#### Data for analysis
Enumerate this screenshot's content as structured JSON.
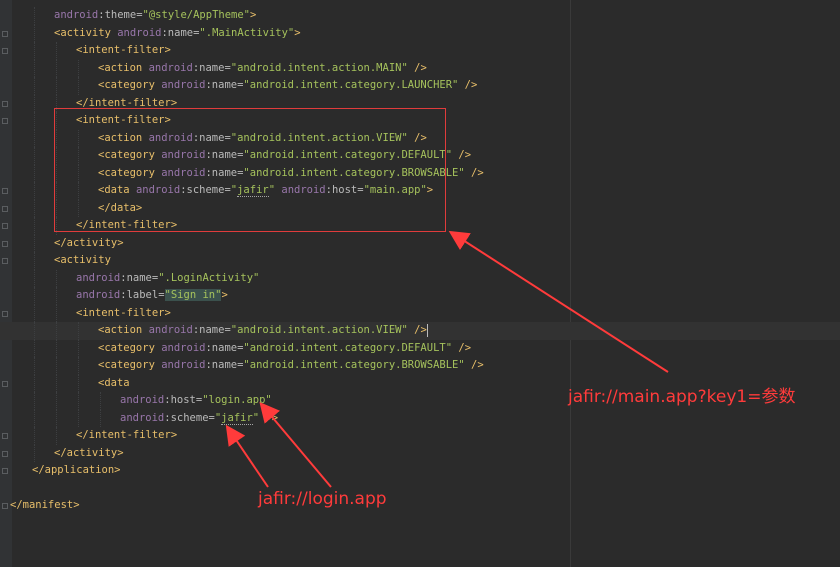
{
  "editor": {
    "lines": [
      {
        "indent": 2,
        "tokens": [
          [
            "ns",
            "android"
          ],
          [
            "attr",
            ":theme="
          ],
          [
            "val",
            "\"@style/AppTheme\""
          ],
          [
            "tag",
            ">"
          ]
        ]
      },
      {
        "indent": 2,
        "tokens": [
          [
            "tag",
            "<activity "
          ],
          [
            "ns",
            "android"
          ],
          [
            "attr",
            ":name="
          ],
          [
            "val",
            "\".MainActivity\""
          ],
          [
            "tag",
            ">"
          ]
        ]
      },
      {
        "indent": 3,
        "tokens": [
          [
            "tag",
            "<intent-filter>"
          ]
        ]
      },
      {
        "indent": 4,
        "tokens": [
          [
            "tag",
            "<action "
          ],
          [
            "ns",
            "android"
          ],
          [
            "attr",
            ":name="
          ],
          [
            "val",
            "\"android.intent.action.MAIN\""
          ],
          [
            "tag",
            " />"
          ]
        ]
      },
      {
        "indent": 4,
        "tokens": [
          [
            "tag",
            "<category "
          ],
          [
            "ns",
            "android"
          ],
          [
            "attr",
            ":name="
          ],
          [
            "val",
            "\"android.intent.category.LAUNCHER\""
          ],
          [
            "tag",
            " />"
          ]
        ]
      },
      {
        "indent": 3,
        "tokens": [
          [
            "tag",
            "</intent-filter>"
          ]
        ]
      },
      {
        "indent": 3,
        "tokens": [
          [
            "tag",
            "<intent-filter>"
          ]
        ]
      },
      {
        "indent": 4,
        "tokens": [
          [
            "tag",
            "<action "
          ],
          [
            "ns",
            "android"
          ],
          [
            "attr",
            ":name="
          ],
          [
            "val",
            "\"android.intent.action.VIEW\""
          ],
          [
            "tag",
            " />"
          ]
        ]
      },
      {
        "indent": 4,
        "tokens": [
          [
            "tag",
            "<category "
          ],
          [
            "ns",
            "android"
          ],
          [
            "attr",
            ":name="
          ],
          [
            "val",
            "\"android.intent.category.DEFAULT\""
          ],
          [
            "tag",
            " />"
          ]
        ]
      },
      {
        "indent": 4,
        "tokens": [
          [
            "tag",
            "<category "
          ],
          [
            "ns",
            "android"
          ],
          [
            "attr",
            ":name="
          ],
          [
            "val",
            "\"android.intent.category.BROWSABLE\""
          ],
          [
            "tag",
            " />"
          ]
        ]
      },
      {
        "indent": 4,
        "tokens": [
          [
            "tag",
            "<data "
          ],
          [
            "ns",
            "android"
          ],
          [
            "attr",
            ":scheme="
          ],
          [
            "val",
            "\""
          ],
          [
            "val squig",
            "jafir"
          ],
          [
            "val",
            "\""
          ],
          [
            "tag",
            " "
          ],
          [
            "ns",
            "android"
          ],
          [
            "attr",
            ":host="
          ],
          [
            "val",
            "\"main.app\""
          ],
          [
            "tag",
            ">"
          ]
        ]
      },
      {
        "indent": 4,
        "tokens": [
          [
            "tag",
            "</data>"
          ]
        ]
      },
      {
        "indent": 3,
        "tokens": [
          [
            "tag",
            "</intent-filter>"
          ]
        ]
      },
      {
        "indent": 2,
        "tokens": [
          [
            "tag",
            "</activity>"
          ]
        ]
      },
      {
        "indent": 2,
        "tokens": [
          [
            "tag",
            "<activity"
          ]
        ]
      },
      {
        "indent": 3,
        "tokens": [
          [
            "ns",
            "android"
          ],
          [
            "attr",
            ":name="
          ],
          [
            "val",
            "\".LoginActivity\""
          ]
        ]
      },
      {
        "indent": 3,
        "tokens": [
          [
            "ns",
            "android"
          ],
          [
            "attr",
            ":label="
          ],
          [
            "val hl",
            "\"Sign in\""
          ],
          [
            "tag",
            ">"
          ]
        ]
      },
      {
        "indent": 3,
        "tokens": [
          [
            "tag",
            "<intent-filter>"
          ]
        ]
      },
      {
        "indent": 4,
        "caret": true,
        "tokens": [
          [
            "tag",
            "<action "
          ],
          [
            "ns",
            "android"
          ],
          [
            "attr",
            ":name="
          ],
          [
            "val",
            "\"android.intent.action.VIEW\""
          ],
          [
            "tag",
            " />"
          ]
        ]
      },
      {
        "indent": 4,
        "tokens": [
          [
            "tag",
            "<category "
          ],
          [
            "ns",
            "android"
          ],
          [
            "attr",
            ":name="
          ],
          [
            "val",
            "\"android.intent.category.DEFAULT\""
          ],
          [
            "tag",
            " />"
          ]
        ]
      },
      {
        "indent": 4,
        "tokens": [
          [
            "tag",
            "<category "
          ],
          [
            "ns",
            "android"
          ],
          [
            "attr",
            ":name="
          ],
          [
            "val",
            "\"android.intent.category.BROWSABLE\""
          ],
          [
            "tag",
            " />"
          ]
        ]
      },
      {
        "indent": 4,
        "tokens": [
          [
            "tag",
            "<data"
          ]
        ]
      },
      {
        "indent": 5,
        "tokens": [
          [
            "ns",
            "android"
          ],
          [
            "attr",
            ":host="
          ],
          [
            "val",
            "\"login.app\""
          ]
        ]
      },
      {
        "indent": 5,
        "tokens": [
          [
            "ns",
            "android"
          ],
          [
            "attr",
            ":scheme="
          ],
          [
            "val",
            "\""
          ],
          [
            "val squig",
            "jafir"
          ],
          [
            "val",
            "\""
          ],
          [
            "tag",
            " />"
          ]
        ]
      },
      {
        "indent": 3,
        "tokens": [
          [
            "tag",
            "</intent-filter>"
          ]
        ]
      },
      {
        "indent": 2,
        "tokens": [
          [
            "tag",
            "</activity>"
          ]
        ]
      },
      {
        "indent": 1,
        "tokens": [
          [
            "tag",
            "</application>"
          ]
        ]
      },
      {
        "indent": 0,
        "tokens": []
      },
      {
        "indent": 0,
        "tokens": [
          [
            "tag",
            "</manifest>"
          ]
        ]
      }
    ],
    "colors": {
      "background": "#2b2b2b",
      "tag": "#e8bf6a",
      "namespace": "#9876aa",
      "value": "#a5c25c",
      "annotation": "#ff3b3b"
    }
  },
  "annotations": {
    "main_url": "jafir://main.app?key1=参数",
    "login_url": "jafir://login.app"
  }
}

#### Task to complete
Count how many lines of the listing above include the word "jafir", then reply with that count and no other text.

#### Exercise output
4